** Material provided **
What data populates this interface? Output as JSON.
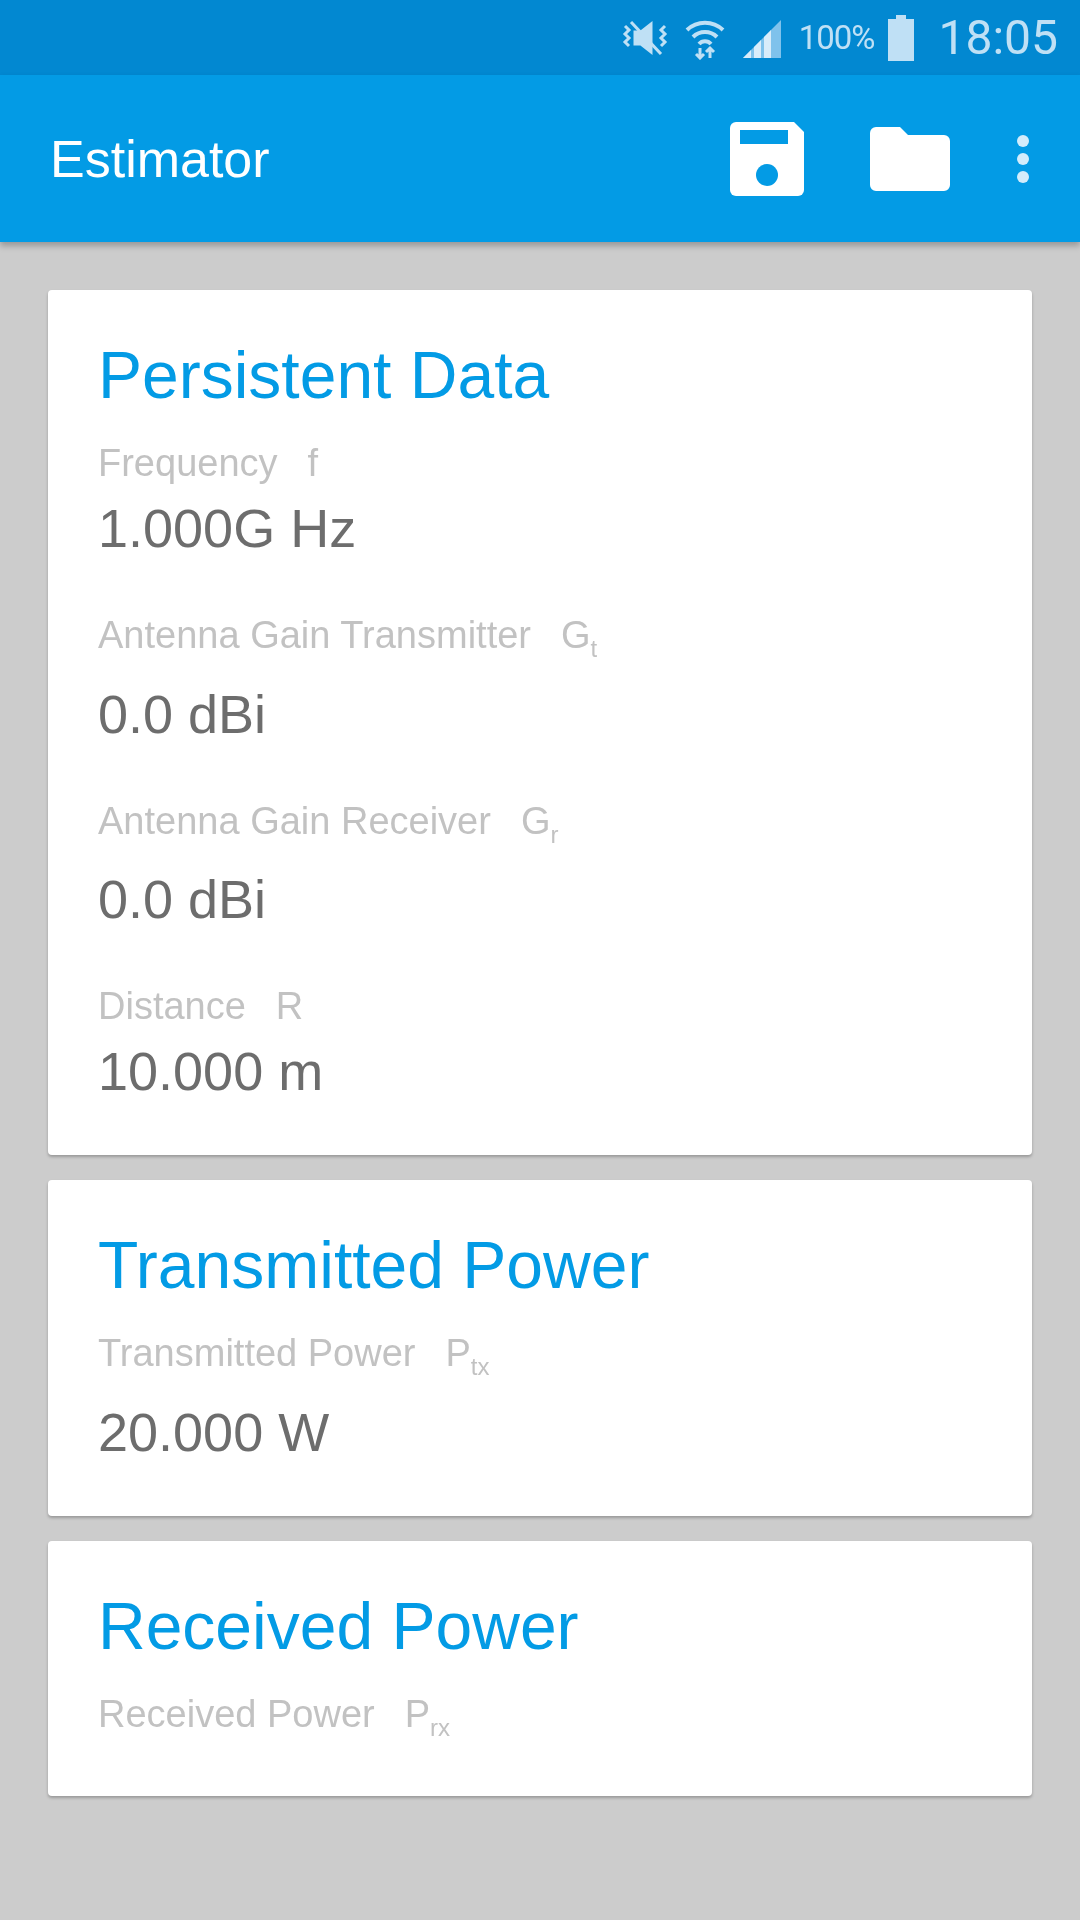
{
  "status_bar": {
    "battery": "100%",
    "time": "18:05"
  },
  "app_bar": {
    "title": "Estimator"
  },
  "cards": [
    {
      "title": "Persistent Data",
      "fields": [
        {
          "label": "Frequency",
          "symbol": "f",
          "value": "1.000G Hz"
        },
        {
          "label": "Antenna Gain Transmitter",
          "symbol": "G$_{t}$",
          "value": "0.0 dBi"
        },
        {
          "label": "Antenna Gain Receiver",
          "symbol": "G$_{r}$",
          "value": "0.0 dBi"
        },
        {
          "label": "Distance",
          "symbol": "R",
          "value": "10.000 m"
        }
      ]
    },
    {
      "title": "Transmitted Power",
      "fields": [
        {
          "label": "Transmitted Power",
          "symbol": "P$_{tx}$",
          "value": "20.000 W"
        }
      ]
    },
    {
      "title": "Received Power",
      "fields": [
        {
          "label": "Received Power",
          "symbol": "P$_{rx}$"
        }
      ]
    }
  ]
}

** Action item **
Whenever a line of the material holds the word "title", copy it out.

** Written reply **
    "title": "Estimator"
      "title": "Persistent Data",
      "title": "Transmitted Power",
      "title": "Received Power",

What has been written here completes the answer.